→ **Task details**
Extract the entries in their exact form.

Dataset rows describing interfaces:

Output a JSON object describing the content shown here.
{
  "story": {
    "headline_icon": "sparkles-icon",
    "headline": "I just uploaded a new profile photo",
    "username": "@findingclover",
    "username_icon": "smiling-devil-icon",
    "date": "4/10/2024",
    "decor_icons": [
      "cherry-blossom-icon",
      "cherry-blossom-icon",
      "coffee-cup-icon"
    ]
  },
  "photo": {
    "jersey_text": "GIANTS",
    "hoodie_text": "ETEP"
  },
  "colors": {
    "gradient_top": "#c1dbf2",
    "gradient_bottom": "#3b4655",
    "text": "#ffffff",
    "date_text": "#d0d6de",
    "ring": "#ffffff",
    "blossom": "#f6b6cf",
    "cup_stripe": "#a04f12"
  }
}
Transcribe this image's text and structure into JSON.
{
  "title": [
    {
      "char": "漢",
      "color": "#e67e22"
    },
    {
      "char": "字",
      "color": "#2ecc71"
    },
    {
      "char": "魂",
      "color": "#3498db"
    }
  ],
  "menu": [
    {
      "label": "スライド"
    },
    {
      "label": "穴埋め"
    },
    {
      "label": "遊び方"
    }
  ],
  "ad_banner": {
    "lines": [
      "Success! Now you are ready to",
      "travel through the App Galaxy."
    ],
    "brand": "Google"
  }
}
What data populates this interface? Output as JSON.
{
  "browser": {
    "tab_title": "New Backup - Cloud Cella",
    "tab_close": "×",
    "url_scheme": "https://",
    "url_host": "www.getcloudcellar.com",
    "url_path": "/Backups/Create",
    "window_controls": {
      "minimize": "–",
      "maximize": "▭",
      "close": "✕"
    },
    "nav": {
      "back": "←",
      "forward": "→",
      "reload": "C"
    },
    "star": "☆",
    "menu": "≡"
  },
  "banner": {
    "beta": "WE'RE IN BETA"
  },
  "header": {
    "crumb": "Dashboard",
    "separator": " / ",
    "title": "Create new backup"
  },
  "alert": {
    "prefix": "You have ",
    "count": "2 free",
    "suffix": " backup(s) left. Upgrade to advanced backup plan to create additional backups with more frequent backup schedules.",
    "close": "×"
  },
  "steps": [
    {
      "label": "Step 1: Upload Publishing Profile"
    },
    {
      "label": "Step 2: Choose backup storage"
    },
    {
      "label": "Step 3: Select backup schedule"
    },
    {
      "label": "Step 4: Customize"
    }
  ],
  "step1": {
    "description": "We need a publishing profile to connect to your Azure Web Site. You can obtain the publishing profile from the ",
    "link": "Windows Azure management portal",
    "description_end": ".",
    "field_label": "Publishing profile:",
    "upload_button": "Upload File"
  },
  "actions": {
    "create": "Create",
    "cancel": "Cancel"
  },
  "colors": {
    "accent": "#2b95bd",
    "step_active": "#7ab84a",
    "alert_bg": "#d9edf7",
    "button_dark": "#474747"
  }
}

→ **Response to this exercise**
Output a JSON object describing the content shown here.
{
  "story": {
    "headline_icon": "sparkles-icon",
    "headline": "I just uploaded a new profile photo",
    "username": "@findingclover",
    "username_icon": "smiling-devil-icon",
    "date": "4/10/2024",
    "decor_icons": [
      "cherry-blossom-icon",
      "cherry-blossom-icon",
      "coffee-cup-icon"
    ]
  },
  "photo": {
    "jersey_text": "GIANTS",
    "hoodie_text": "ETEP"
  },
  "colors": {
    "gradient_top": "#c1dbf2",
    "gradient_bottom": "#3b4655",
    "text": "#ffffff",
    "date_text": "#d0d6de",
    "ring": "#ffffff",
    "blossom": "#f6b6cf",
    "cup_stripe": "#a04f12"
  }
}
Transcribe this image's text and structure into JSON.
{
  "title": [
    {
      "char": "漢",
      "color": "#e67e22"
    },
    {
      "char": "字",
      "color": "#2ecc71"
    },
    {
      "char": "魂",
      "color": "#3498db"
    }
  ],
  "menu": [
    {
      "label": "スライド"
    },
    {
      "label": "穴埋め"
    },
    {
      "label": "遊び方"
    }
  ],
  "ad_banner": {
    "lines": [
      "Success! Now you are ready to",
      "travel through the App Galaxy."
    ],
    "brand": "Google"
  }
}
What data populates this interface? Output as JSON.
{
  "browser": {
    "tab_title": "New Backup - Cloud Cella",
    "tab_close": "×",
    "url_scheme": "https://",
    "url_host": "www.getcloudcellar.com",
    "url_path": "/Backups/Create",
    "window_controls": {
      "minimize": "–",
      "maximize": "▭",
      "close": "✕"
    },
    "nav": {
      "back": "←",
      "forward": "→",
      "reload": "C"
    },
    "star": "☆",
    "menu": "≡"
  },
  "banner": {
    "beta": "WE'RE IN BETA"
  },
  "header": {
    "crumb": "Dashboard",
    "separator": " / ",
    "title": "Create new backup"
  },
  "alert": {
    "prefix": "You have ",
    "count": "2 free",
    "suffix": " backup(s) left. Upgrade to advanced backup plan to create additional backups with more frequent backup schedules.",
    "close": "×"
  },
  "steps": [
    {
      "label": "Step 1: Upload Publishing Profile"
    },
    {
      "label": "Step 2: Choose backup storage"
    },
    {
      "label": "Step 3: Select backup schedule"
    },
    {
      "label": "Step 4: Customize"
    }
  ],
  "step1": {
    "description": "We need a publishing profile to connect to your Azure Web Site. You can obtain the publishing profile from the ",
    "link": "Windows Azure management portal",
    "description_end": ".",
    "field_label": "Publishing profile:",
    "upload_button": "Upload File"
  },
  "actions": {
    "create": "Create",
    "cancel": "Cancel"
  },
  "colors": {
    "accent": "#2b95bd",
    "step_active": "#7ab84a",
    "alert_bg": "#d9edf7",
    "button_dark": "#474747"
  }
}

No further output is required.